Mark has a Samsung Note 5 and needs to upgrade. He's on MetroPCS, but he's looking to move to T-Mobile. Rich says that since Mark bought an unlocked Verizon phone, he was bound to run into problems using it from MetroPCS. Rich recommends buying a Samsung Note 9 directly from Samsung. Mark will get a purely unlocked phone from the factory, which will be updated by the carrier when he takes it to a new carrier. But Rich says that T-Mobile does a lot of deals on things, and Mark will likely get the best deal from them.
JT is heading to Australia for a week. What mobile service should he use? Leo says that Google Fi and T-Mobile both work all over the world. The services isn't as fast, but it's free Edge service, which is nice. He can then use local Wi-Fi at the hotel, coffee shops, etc. whenever he can. The Global plan on T-Mobile is $20 a month, but it's only slightly faster, and the speeds vary wildly. He could also buy a "day pass" of 4G access.
The internet used to be filled with jokes for April Fool's, but that trend has been on the decline lately.
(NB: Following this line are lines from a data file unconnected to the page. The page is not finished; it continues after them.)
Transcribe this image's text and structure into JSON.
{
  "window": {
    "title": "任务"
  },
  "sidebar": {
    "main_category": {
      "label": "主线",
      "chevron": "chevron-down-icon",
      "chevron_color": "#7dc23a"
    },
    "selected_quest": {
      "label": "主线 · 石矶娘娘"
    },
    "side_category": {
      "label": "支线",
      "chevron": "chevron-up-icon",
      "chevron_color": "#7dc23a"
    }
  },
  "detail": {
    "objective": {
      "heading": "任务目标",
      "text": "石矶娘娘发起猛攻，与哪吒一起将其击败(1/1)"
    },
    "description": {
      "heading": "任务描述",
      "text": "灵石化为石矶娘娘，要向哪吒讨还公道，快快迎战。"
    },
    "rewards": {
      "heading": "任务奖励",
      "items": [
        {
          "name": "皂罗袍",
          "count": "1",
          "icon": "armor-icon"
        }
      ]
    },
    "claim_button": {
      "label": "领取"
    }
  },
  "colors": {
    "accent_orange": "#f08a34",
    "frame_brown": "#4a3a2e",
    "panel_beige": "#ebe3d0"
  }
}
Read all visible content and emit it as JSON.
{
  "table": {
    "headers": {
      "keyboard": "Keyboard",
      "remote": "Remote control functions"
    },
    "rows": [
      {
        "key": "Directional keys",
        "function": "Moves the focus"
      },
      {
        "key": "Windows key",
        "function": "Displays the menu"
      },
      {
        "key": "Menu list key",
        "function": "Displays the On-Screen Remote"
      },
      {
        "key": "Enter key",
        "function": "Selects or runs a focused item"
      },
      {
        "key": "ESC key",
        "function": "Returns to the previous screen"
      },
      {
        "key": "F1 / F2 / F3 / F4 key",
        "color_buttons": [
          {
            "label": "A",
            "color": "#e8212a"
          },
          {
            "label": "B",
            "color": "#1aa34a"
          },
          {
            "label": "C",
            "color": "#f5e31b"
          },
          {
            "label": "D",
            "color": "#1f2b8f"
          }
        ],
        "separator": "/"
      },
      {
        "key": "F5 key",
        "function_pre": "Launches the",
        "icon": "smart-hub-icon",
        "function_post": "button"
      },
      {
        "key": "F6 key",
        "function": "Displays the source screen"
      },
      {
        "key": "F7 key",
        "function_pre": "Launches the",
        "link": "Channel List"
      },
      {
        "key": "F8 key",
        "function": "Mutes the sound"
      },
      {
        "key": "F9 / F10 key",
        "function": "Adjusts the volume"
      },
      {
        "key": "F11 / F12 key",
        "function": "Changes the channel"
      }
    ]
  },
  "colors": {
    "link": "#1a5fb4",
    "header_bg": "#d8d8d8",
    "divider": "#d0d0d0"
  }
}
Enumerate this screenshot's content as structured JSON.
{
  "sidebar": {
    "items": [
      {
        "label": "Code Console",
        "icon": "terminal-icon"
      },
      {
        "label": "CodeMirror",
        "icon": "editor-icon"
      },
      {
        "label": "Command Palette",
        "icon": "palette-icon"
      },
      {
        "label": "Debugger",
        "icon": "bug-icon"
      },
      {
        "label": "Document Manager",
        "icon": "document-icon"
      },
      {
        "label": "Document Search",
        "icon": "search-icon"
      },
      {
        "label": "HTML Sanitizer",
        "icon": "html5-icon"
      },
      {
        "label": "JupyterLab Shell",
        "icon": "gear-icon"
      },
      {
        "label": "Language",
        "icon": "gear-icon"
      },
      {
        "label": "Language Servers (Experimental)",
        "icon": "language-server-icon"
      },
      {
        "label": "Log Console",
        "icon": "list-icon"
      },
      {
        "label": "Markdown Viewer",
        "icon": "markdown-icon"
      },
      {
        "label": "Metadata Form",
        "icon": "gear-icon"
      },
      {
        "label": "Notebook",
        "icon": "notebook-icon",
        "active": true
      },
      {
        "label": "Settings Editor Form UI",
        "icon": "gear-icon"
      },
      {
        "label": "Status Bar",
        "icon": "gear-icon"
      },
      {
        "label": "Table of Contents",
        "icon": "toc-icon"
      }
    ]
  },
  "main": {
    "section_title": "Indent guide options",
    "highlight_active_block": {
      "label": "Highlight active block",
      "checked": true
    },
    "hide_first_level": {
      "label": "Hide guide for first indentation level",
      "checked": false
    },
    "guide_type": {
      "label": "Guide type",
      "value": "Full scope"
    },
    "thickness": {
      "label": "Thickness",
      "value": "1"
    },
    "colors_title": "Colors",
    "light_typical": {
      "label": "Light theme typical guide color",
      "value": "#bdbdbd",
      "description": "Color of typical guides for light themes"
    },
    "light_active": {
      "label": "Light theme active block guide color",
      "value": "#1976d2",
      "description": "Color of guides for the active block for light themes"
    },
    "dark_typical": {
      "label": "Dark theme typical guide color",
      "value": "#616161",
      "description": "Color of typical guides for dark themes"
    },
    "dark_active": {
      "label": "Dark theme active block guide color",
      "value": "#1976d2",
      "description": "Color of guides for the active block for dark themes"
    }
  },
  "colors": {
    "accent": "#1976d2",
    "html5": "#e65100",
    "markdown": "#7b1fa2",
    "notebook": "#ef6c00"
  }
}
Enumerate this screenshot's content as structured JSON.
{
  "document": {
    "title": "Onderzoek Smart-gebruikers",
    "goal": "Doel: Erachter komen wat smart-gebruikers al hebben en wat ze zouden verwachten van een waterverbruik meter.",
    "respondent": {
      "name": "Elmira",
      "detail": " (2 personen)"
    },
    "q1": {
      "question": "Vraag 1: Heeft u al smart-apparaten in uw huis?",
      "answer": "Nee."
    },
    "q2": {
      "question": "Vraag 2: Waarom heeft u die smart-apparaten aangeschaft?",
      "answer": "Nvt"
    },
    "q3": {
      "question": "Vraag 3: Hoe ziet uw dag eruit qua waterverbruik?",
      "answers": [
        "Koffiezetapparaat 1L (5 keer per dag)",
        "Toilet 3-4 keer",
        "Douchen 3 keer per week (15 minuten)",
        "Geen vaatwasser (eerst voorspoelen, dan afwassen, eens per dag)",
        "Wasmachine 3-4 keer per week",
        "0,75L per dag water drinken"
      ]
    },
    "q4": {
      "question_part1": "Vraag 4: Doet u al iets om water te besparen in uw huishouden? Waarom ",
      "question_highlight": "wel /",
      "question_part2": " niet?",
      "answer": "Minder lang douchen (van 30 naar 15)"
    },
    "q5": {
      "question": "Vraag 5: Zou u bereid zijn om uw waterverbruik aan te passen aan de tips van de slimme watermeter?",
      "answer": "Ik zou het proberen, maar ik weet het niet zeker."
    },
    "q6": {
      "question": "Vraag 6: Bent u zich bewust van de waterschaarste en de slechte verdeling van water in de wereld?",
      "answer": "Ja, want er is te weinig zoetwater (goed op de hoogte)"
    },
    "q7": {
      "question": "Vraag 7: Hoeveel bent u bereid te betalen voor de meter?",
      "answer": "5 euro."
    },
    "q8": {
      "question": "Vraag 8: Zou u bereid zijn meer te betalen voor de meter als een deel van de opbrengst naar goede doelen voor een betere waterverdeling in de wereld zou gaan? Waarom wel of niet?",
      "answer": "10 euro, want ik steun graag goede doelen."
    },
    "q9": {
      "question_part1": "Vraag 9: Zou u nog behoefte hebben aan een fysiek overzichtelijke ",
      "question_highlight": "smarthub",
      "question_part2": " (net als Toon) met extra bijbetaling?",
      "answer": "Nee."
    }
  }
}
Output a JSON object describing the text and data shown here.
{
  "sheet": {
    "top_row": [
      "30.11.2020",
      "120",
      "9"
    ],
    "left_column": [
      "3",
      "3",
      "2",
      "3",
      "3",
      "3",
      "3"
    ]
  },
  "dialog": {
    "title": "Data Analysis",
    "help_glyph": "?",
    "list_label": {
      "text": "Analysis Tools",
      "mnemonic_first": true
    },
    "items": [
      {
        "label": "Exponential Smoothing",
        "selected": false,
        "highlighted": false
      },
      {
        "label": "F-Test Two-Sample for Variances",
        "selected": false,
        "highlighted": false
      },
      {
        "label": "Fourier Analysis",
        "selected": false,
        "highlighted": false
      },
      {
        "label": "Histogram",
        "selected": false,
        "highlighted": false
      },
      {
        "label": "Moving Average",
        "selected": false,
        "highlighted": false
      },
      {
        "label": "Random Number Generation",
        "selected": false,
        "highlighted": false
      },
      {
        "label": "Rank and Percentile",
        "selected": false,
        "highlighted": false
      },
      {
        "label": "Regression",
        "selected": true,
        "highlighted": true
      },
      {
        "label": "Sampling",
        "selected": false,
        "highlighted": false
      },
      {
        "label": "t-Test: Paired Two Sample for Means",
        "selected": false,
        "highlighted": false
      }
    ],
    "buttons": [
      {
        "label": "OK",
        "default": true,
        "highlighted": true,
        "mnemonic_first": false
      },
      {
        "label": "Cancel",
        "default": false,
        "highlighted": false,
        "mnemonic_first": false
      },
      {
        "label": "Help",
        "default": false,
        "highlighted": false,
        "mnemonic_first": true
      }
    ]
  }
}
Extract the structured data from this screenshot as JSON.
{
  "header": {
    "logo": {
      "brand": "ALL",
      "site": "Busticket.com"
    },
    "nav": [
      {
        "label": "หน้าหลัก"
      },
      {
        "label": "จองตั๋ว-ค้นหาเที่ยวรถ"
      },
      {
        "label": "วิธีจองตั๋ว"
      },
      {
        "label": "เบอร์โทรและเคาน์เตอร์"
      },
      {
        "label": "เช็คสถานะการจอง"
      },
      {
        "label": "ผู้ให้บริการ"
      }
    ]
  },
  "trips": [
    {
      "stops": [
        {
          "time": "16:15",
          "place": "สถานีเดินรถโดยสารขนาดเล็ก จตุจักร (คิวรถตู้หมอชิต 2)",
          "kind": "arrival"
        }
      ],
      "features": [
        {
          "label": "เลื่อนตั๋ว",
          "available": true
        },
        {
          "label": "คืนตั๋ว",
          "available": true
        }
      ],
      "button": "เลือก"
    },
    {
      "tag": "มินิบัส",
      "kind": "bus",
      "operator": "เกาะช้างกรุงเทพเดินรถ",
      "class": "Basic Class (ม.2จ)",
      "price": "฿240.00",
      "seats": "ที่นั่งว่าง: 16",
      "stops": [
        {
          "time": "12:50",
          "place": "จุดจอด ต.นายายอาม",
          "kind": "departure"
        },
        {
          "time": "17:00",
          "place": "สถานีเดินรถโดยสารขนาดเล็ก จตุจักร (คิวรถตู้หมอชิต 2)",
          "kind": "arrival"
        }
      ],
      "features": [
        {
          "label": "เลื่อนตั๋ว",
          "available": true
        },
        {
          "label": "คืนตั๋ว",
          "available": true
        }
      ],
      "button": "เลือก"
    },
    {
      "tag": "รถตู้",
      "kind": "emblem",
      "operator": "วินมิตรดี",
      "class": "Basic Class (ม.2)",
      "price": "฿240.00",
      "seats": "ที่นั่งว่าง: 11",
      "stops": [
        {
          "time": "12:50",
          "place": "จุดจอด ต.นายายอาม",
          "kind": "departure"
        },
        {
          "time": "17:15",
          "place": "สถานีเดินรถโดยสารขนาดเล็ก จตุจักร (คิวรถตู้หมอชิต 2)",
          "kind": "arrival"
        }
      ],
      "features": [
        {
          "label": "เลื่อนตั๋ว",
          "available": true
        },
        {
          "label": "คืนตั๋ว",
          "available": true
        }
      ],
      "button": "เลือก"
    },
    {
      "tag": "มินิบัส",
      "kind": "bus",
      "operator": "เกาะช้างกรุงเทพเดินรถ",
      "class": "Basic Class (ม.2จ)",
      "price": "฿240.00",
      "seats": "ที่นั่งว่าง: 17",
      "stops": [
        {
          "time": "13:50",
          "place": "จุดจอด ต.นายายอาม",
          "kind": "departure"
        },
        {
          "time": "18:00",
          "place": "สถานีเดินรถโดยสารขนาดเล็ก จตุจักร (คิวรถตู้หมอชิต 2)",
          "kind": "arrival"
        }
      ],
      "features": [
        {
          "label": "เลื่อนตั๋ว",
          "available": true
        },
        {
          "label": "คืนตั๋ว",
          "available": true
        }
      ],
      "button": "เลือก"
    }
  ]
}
Even Google, the company that would always do very elaborate pranks on April Fool's Day has backed off from it. Google did do at least one thing, however. Google Maps has a "Where's Waldo" game you can play. Google also announced "Google Cloud Hummus."
Jacob was traveling to Austria with an unlocked iPhone X on T-Mobile, but the SIM card he bought there for it didn't work. Phones can be locked to a carrier, but Jacob is saying it's not carrier locked. At least it wasn't when he bought it. It turned out that T-Mobile locked it after the fact. Leo says the FCC used to enforce this, and the phone companies would have to unlock phones after a reasonable time period. This all started when the phones were subsidized by the companies. Since Jacob paid for the phone in full, the companies shouldn't be locking it. There's no justification for it.
Nick has an iPhone 6S that he uses as a backup phone. He wants to unlock it for a trip to Europe, but neither T-Mobile nor Apple can unlock it. What can he do? Leo says that T-Mobile should be able to unlock it. It's their carrier lock. Leo recommends tweeting John Legere of T-Mobile (@JohnLegere). He pays attention to his Twitter feed and Leo bets he'll get back to him with someone to talk to.
Leo says he could also go to an independent cell phone store. They have great talent to unlock phones and could solve it.
Mike got an iPhone X on T-Mobile from the Apple Store. He took it to T-Mobile to activate it, but found out that T-Mobile won't insure it. Leo says that's because Mike bought it from Apple, not T-Mobile. So Apple Care applies. Leo tends to self-insure because extended warranties are profit centers for the seller. But the iPhone X is very expensive to repair or replace. So he does make an exception with Apple Care, but he'll want to get Apple Care Plus. If he breaks it once, it's probably going to pay for itself.